The Government is looking at new ways of reducing cost pressures on households across the country.
It is understood ways of providing relief to social welfare recipients is also being considered.
On Wednesday, An Taoiseach Micheál Martin told his Fianna Fáil parliamentary party "a range of measures" are being looked at to help protect incomes.
Minister of State for Higher Education, Niall Collins, expects an announcement in the coming weeks.
"The Government is very aware of the cost of living increases - Government has introduced some measures through taxation and our social welfare code in the recent budget.
"And also the recently announced €100 credit.
"But equally, Government is considering a number of other measures and will be deliberated upon in the next number of weeks."
Minister Collins says they realise that more needs to be done.
"Government recognises that the €100 voucher towards the cost of energy isn't going to defray the entire increases that families and individuals have experienced - more needs to be done.
"We have taken onboard a number of measures following the budget through taxation, through social welfare, increases in Fuel Allowance.
"But other measures also have to be actively considered over the next number of weeks by Government and will be acted on".
While one TD says the Government should follow Spain's example and cut VAT on energy bills.
People Before Profit TD for Cork North-Central, Mick Barry, told Newstalk a lot more could be done.
"There's a whole range of things that the Government could do.
"They could follow the example of the Spanish government who - under pressure from their people - cut the VAT rate by more than half.

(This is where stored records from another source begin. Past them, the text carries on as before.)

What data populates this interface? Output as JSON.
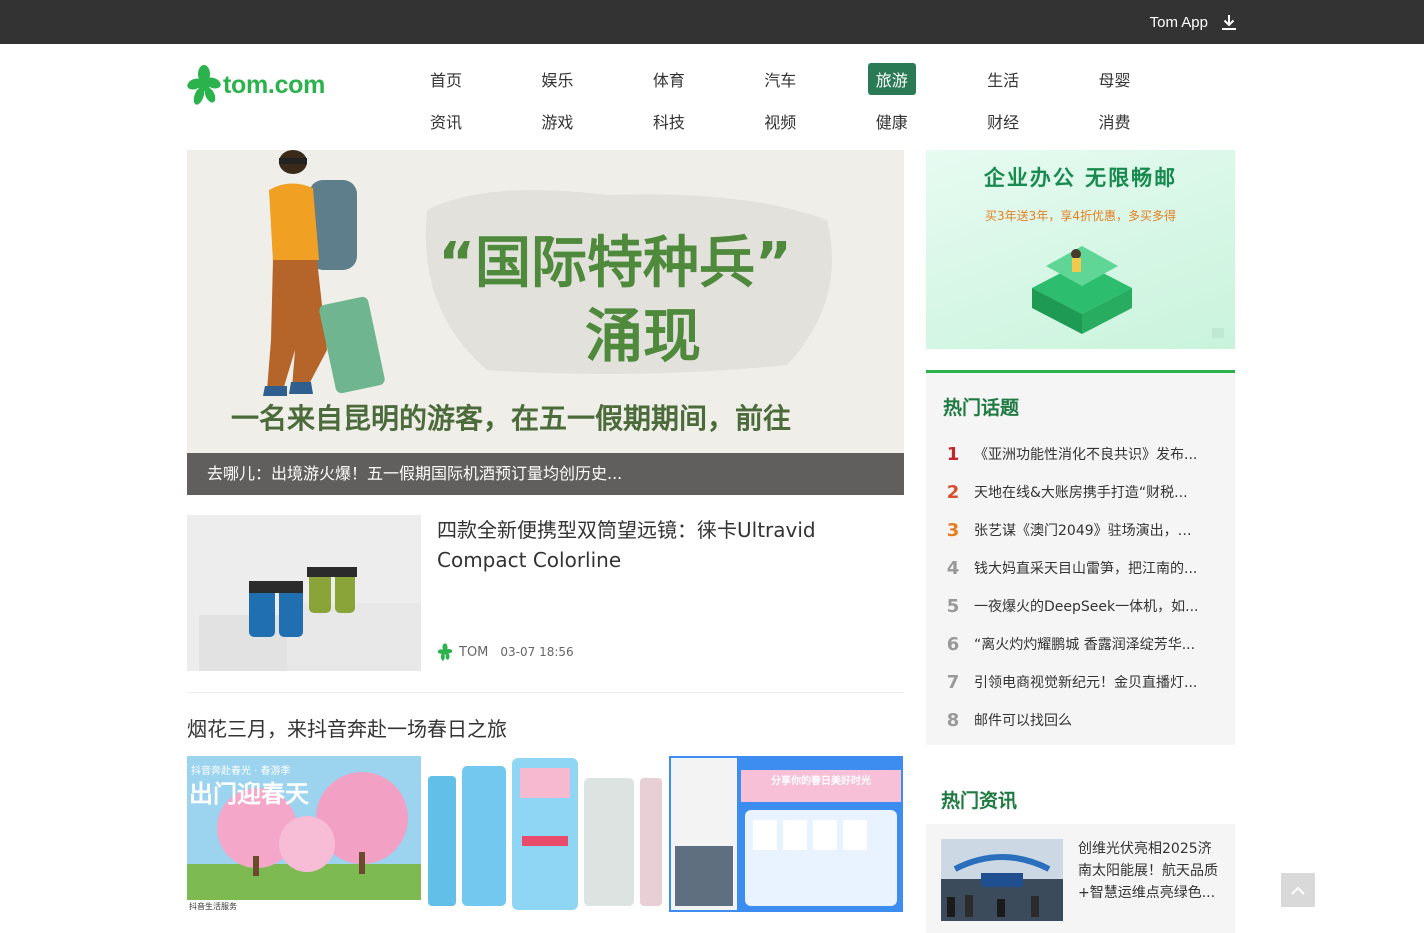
{
  "topbar": {
    "app_label": "Tom App",
    "icon": "download-icon"
  },
  "logo": {
    "text": "tom.com"
  },
  "nav": {
    "row1": [
      {
        "label": "首页"
      },
      {
        "label": "娱乐"
      },
      {
        "label": "体育"
      },
      {
        "label": "汽车"
      },
      {
        "label": "旅游",
        "active": true
      },
      {
        "label": "生活"
      },
      {
        "label": "母婴"
      }
    ],
    "row2": [
      {
        "label": "资讯"
      },
      {
        "label": "游戏"
      },
      {
        "label": "科技"
      },
      {
        "label": "视频"
      },
      {
        "label": "健康"
      },
      {
        "label": "财经"
      },
      {
        "label": "消费"
      }
    ]
  },
  "hero": {
    "image_text_quote": "“国际特种兵”",
    "image_text_title": "涌现",
    "image_text_sub": "一名来自昆明的游客，在五一假期期间，前往",
    "caption": "去哪儿：出境游火爆！五一假期国际机酒预订量均创历史..."
  },
  "article": {
    "title": "四款全新便携型双筒望远镜：徕卡Ultravid Compact Colorline",
    "source": "TOM",
    "time": "03-07 18:56"
  },
  "section": {
    "title": "烟花三月，来抖音奔赴一场春日之旅",
    "img1_tag": "抖音奔赴春光 · 春游季",
    "img1_headline": "出门迎春天",
    "img1_footer": "抖音生活服务",
    "img3_headline": "分享你的春日美好时光"
  },
  "ad": {
    "headline": "企业办公 无限畅邮",
    "sub": "买3年送3年，享4折优惠，多买多得"
  },
  "hot_topics": {
    "title": "热门话题",
    "items": [
      {
        "rank": "1",
        "text": "《亚洲功能性消化不良共识》发布..."
      },
      {
        "rank": "2",
        "text": "天地在线&大账房携手打造“财税..."
      },
      {
        "rank": "3",
        "text": "张艺谋《澳门2049》驻场演出，掀..."
      },
      {
        "rank": "4",
        "text": "钱大妈直采天目山雷笋，把江南的..."
      },
      {
        "rank": "5",
        "text": "一夜爆火的DeepSeek一体机，如..."
      },
      {
        "rank": "6",
        "text": "“离火灼灼耀鹏城 香露润泽绽芳华..."
      },
      {
        "rank": "7",
        "text": "引领电商视觉新纪元！金贝直播灯..."
      },
      {
        "rank": "8",
        "text": "邮件可以找回么"
      }
    ]
  },
  "hot_news": {
    "title": "热门资讯",
    "item": "创维光伏亮相2025济南太阳能展！航天品质+智慧运维点亮绿色..."
  },
  "colors": {
    "brand": "#2bb24c",
    "nav_active": "#2a7a55",
    "topbar": "#333333"
  }
}
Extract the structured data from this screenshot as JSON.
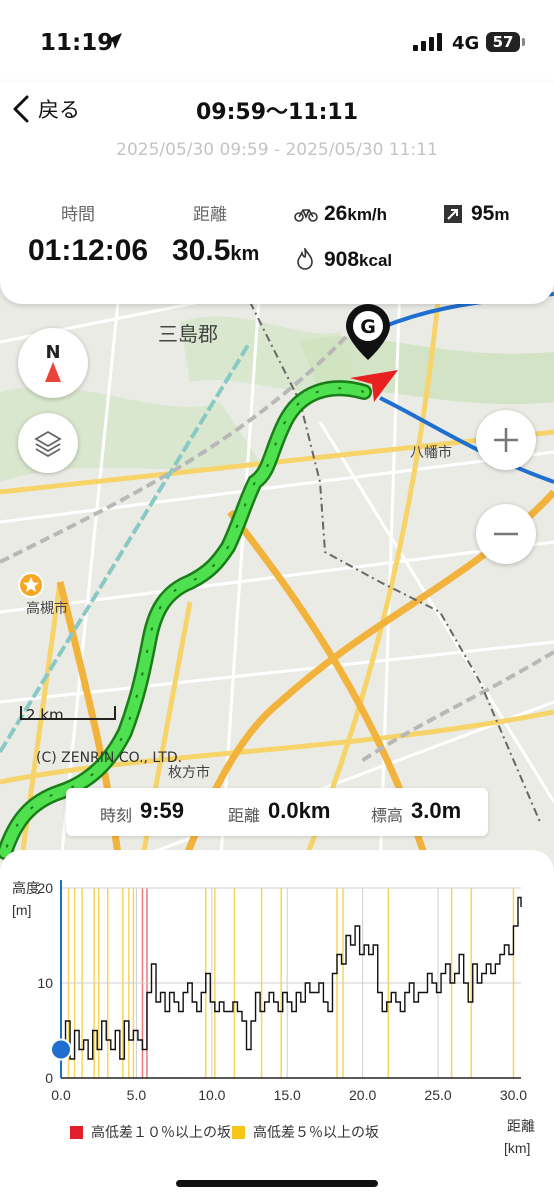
{
  "status": {
    "time": "11:19",
    "network": "4G",
    "battery": "57"
  },
  "header": {
    "back_label": "戻る",
    "title": "09:59～11:11",
    "subtitle": "2025/05/30 09:59 - 2025/05/30 11:11",
    "time_label": "時間",
    "time_value": "01:12:06",
    "distance_label": "距離",
    "distance_value": "30.5",
    "distance_unit": "km",
    "speed_value": "26",
    "speed_unit": "km/h",
    "elevation_value": "95",
    "elevation_unit": "m",
    "calories_value": "908",
    "calories_unit": "kcal"
  },
  "map": {
    "labels": {
      "district": "三島郡",
      "city1": "八幡市",
      "city2": "高槻市",
      "city3": "枚方市"
    },
    "compass": "N",
    "goal_marker": "G",
    "scale": "2 km",
    "copyright": "(C) ZENRIN CO., LTD.",
    "route_color": "#3ec93e",
    "river_color": "#1e6fd0"
  },
  "info": {
    "time_label": "時刻",
    "time_value": "9:59",
    "distance_label": "距離",
    "distance_value": "0.0km",
    "altitude_label": "標高",
    "altitude_value": "3.0m"
  },
  "chart_data": {
    "type": "line",
    "ylabel": "高度",
    "yunit": "[m]",
    "xlabel": "距離",
    "xunit": "[km]",
    "xlim": [
      0,
      30.5
    ],
    "ylim": [
      0,
      20
    ],
    "xticks": [
      "0.0",
      "5.0",
      "10.0",
      "15.0",
      "20.0",
      "25.0",
      "30.0"
    ],
    "yticks": [
      "0",
      "10",
      "20"
    ],
    "series": [
      {
        "x": [
          0,
          0.3,
          0.6,
          0.9,
          1.2,
          1.5,
          1.8,
          2.1,
          2.4,
          2.7,
          3,
          3.3,
          3.6,
          3.9,
          4.2,
          4.5,
          4.8,
          5.1,
          5.4,
          5.7,
          6,
          6.3,
          6.6,
          6.9,
          7.2,
          7.5,
          7.8,
          8.1,
          8.4,
          8.7,
          9,
          9.3,
          9.6,
          9.9,
          10.2,
          10.5,
          10.8,
          11.1,
          11.4,
          11.7,
          12,
          12.3,
          12.6,
          12.9,
          13.2,
          13.5,
          13.8,
          14.1,
          14.4,
          14.7,
          15,
          15.3,
          15.6,
          15.9,
          16.2,
          16.5,
          16.8,
          17.1,
          17.4,
          17.7,
          18,
          18.3,
          18.6,
          18.9,
          19.2,
          19.5,
          19.8,
          20.1,
          20.4,
          20.7,
          21,
          21.3,
          21.6,
          21.9,
          22.2,
          22.5,
          22.8,
          23.1,
          23.4,
          23.7,
          24,
          24.3,
          24.6,
          24.9,
          25.2,
          25.5,
          25.8,
          26.1,
          26.4,
          26.7,
          27,
          27.3,
          27.6,
          27.9,
          28.2,
          28.5,
          28.8,
          29.1,
          29.4,
          29.7,
          30,
          30.3,
          30.5
        ],
        "y": [
          3,
          6,
          2,
          5,
          3,
          4,
          2,
          5,
          3,
          6,
          4,
          3,
          5,
          2,
          6,
          4,
          5,
          4,
          3,
          9,
          12,
          8,
          9,
          7,
          9,
          8,
          7,
          9,
          10,
          8,
          7,
          9,
          11,
          8,
          7,
          8,
          7,
          7,
          8,
          7,
          6,
          3,
          6,
          9,
          7,
          8,
          9,
          8,
          7,
          9,
          8,
          7,
          9,
          8,
          10,
          9,
          9,
          10,
          8,
          7,
          11,
          13,
          12,
          15,
          14,
          16,
          13,
          14,
          13,
          14,
          9,
          7,
          8,
          9,
          8,
          7,
          9,
          10,
          8,
          9,
          9,
          11,
          10,
          9,
          11,
          12,
          10,
          11,
          13,
          10,
          8,
          12,
          10,
          11,
          12,
          11,
          12,
          13,
          14,
          13,
          16,
          19,
          18
        ]
      }
    ],
    "steep10_x": [
      5.4,
      5.7
    ],
    "steep5_x": [
      0.5,
      0.9,
      1.4,
      2.2,
      2.5,
      3.1,
      4.1,
      4.5,
      4.8,
      9.6,
      10.2,
      11.5,
      13.3,
      14.6,
      18.3,
      18.7,
      21.7,
      25.9,
      27.2,
      30.0
    ]
  },
  "legend": {
    "steep10": "高低差１０％以上の坂",
    "steep5": "高低差５％以上の坂",
    "steep10_color": "#e0202a",
    "steep5_color": "#f5c518"
  }
}
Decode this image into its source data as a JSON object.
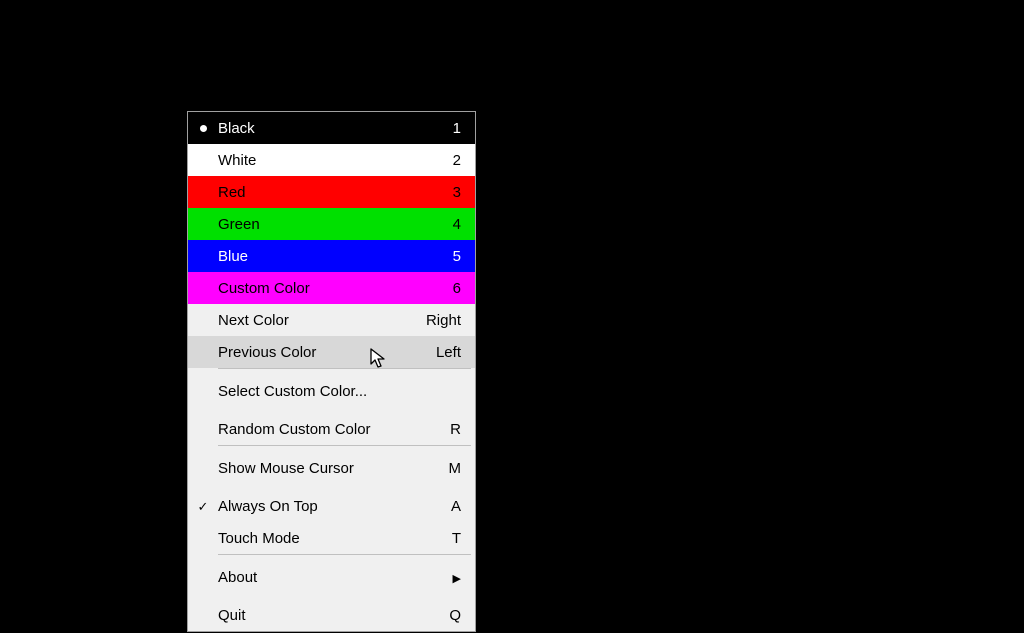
{
  "menu": {
    "colors": [
      {
        "label": "Black",
        "accel": "1",
        "rowClass": "row-black",
        "mark": "bullet"
      },
      {
        "label": "White",
        "accel": "2",
        "rowClass": "row-white",
        "mark": ""
      },
      {
        "label": "Red",
        "accel": "3",
        "rowClass": "row-red",
        "mark": ""
      },
      {
        "label": "Green",
        "accel": "4",
        "rowClass": "row-green",
        "mark": ""
      },
      {
        "label": "Blue",
        "accel": "5",
        "rowClass": "row-blue",
        "mark": ""
      },
      {
        "label": "Custom Color",
        "accel": "6",
        "rowClass": "row-magenta",
        "mark": ""
      }
    ],
    "nav": [
      {
        "label": "Next Color",
        "accel": "Right",
        "rowClass": "row-default"
      },
      {
        "label": "Previous Color",
        "accel": "Left",
        "rowClass": "row-hover"
      }
    ],
    "custom": [
      {
        "label": "Select Custom Color...",
        "accel": "",
        "rowClass": "row-default"
      },
      {
        "label": "Random Custom Color",
        "accel": "R",
        "rowClass": "row-default"
      }
    ],
    "options": [
      {
        "label": "Show Mouse Cursor",
        "accel": "M",
        "rowClass": "row-default",
        "mark": ""
      },
      {
        "label": "Always On Top",
        "accel": "A",
        "rowClass": "row-default",
        "mark": "check"
      },
      {
        "label": "Touch Mode",
        "accel": "T",
        "rowClass": "row-default",
        "mark": ""
      }
    ],
    "footer": [
      {
        "label": "About",
        "accel": "",
        "rowClass": "row-default",
        "submenu": true
      },
      {
        "label": "Quit",
        "accel": "Q",
        "rowClass": "row-default",
        "submenu": false
      }
    ]
  }
}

"They could introduce a maximum price per unit... they could increase the Fuel Allowance - and, here's a big one, they could put the ESB in the spotlight.
"ESB made a year-on-year profit of €363m - used to be the way that the ESB had a mandate to be a breakeven company.
"Imagine the kind of cuts that could be introduced if that was re-introduced".
And he said the planned €100 credit to be given to every household doesn't go far enough.
"The Government are going to cover 10 to 15% of people's energy price increases, leaving people to dig deep in their own pocket for 85 to 90% of it.
"It is a completely inadequate response from the Government, it doesn't go nearly far enough in our view".
Additional reporting: Adrian Harmon